New research centered on the civil rights movement seems to be never-ending and that’s a good thing. Marc Arsell Robinson, Assistant Professor of African American History at California State University released a new book that examines the civil rights protest in the Pacific Northwest region. 

Prof. Robinson spoke with The Conversation about his new book Washington State Rising, his research, and why he chose to focus on Washington as a site of civil rights protests. 

“As an African American born and raised in Seattle, I was curious to learn if and how my hometown was connected to the protests of the Civil Rights and Black Power movements,” Prof. Robinson said during his interview with The Conversation. “I was pleased to learn the city, and region was deeply connected to these larger movements. I felt a responsibility to share what I had learned.”

Much of the research based on civil rights focuses on Southern states with Oakland, Calif., being an exception. However, The Washington Post reports, Pacific cities like “Portland [had a] small but growing Black community helped transform the city, sparking new civil rights activism.” Now, Prof. Robinson is adding to civil rights protests near the Pacific. 

“My book shines light on Black Power’s reach beyond major cities like New York, Chicago and Los Angeles,” Prof. Robinson said.  “It shows Black Power’s impact on higher education, and it details how some Black student activists used community organizing and interracial alliances to create change.”

Through the research process for Washington State Rising, Robinson made some interesting discoveries about the connection between the University of Washington and the Seattle Black Panther Party. 

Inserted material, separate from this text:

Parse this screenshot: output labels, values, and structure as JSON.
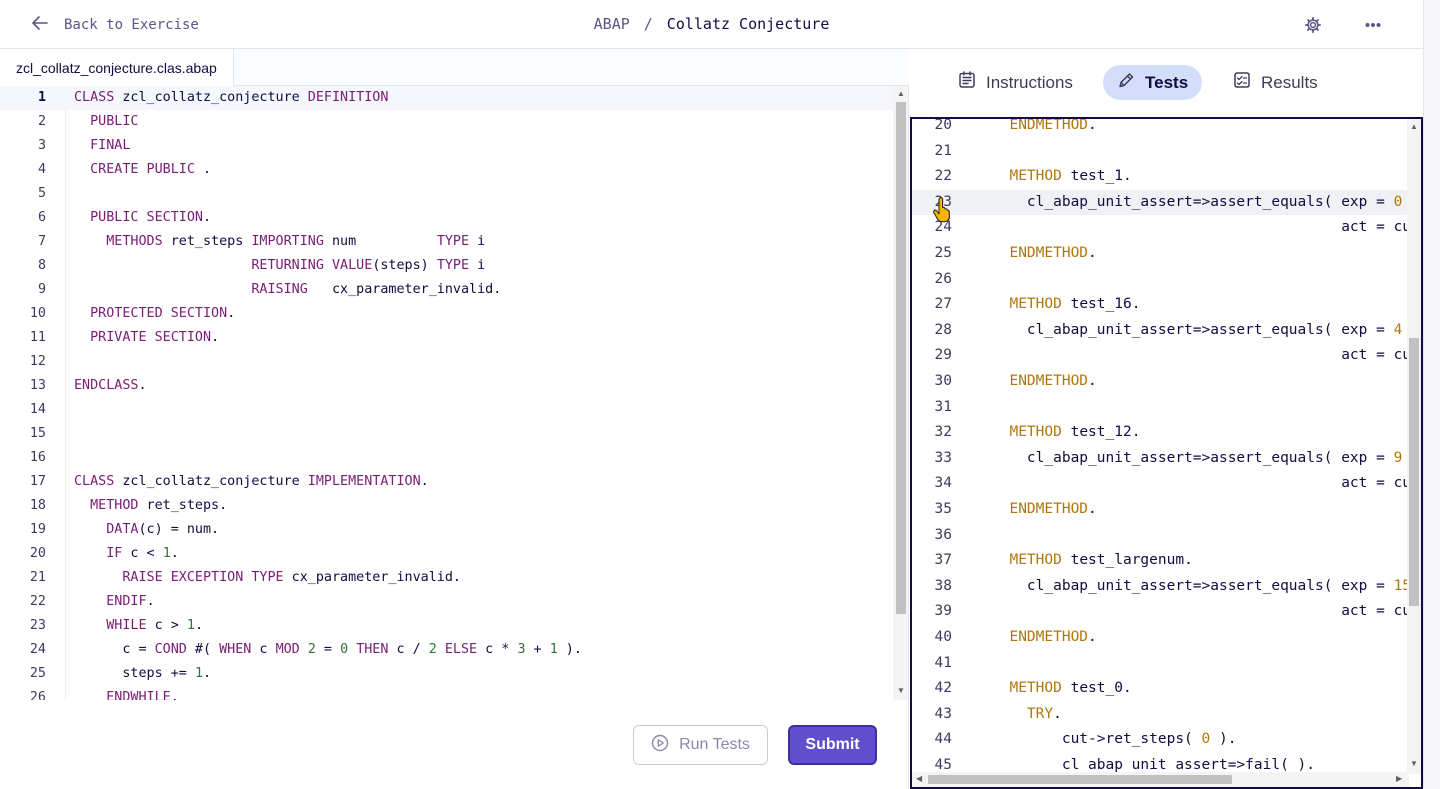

“The Black Student Union, or BSU, at the University of Washington, helped connect the Black Panther Party to Seattle,’ Robinson said to The Conversation. “The group formed in the fall of 1967, and later several of its members helped co-found the Seattle Panthers in April 1968. This includes Aaron Dixon, who confirms in his memoir that he was in the Black Student Union at UW before being appointed by Bobby Seale as Captain, or leader, of the Seattle Panthers.”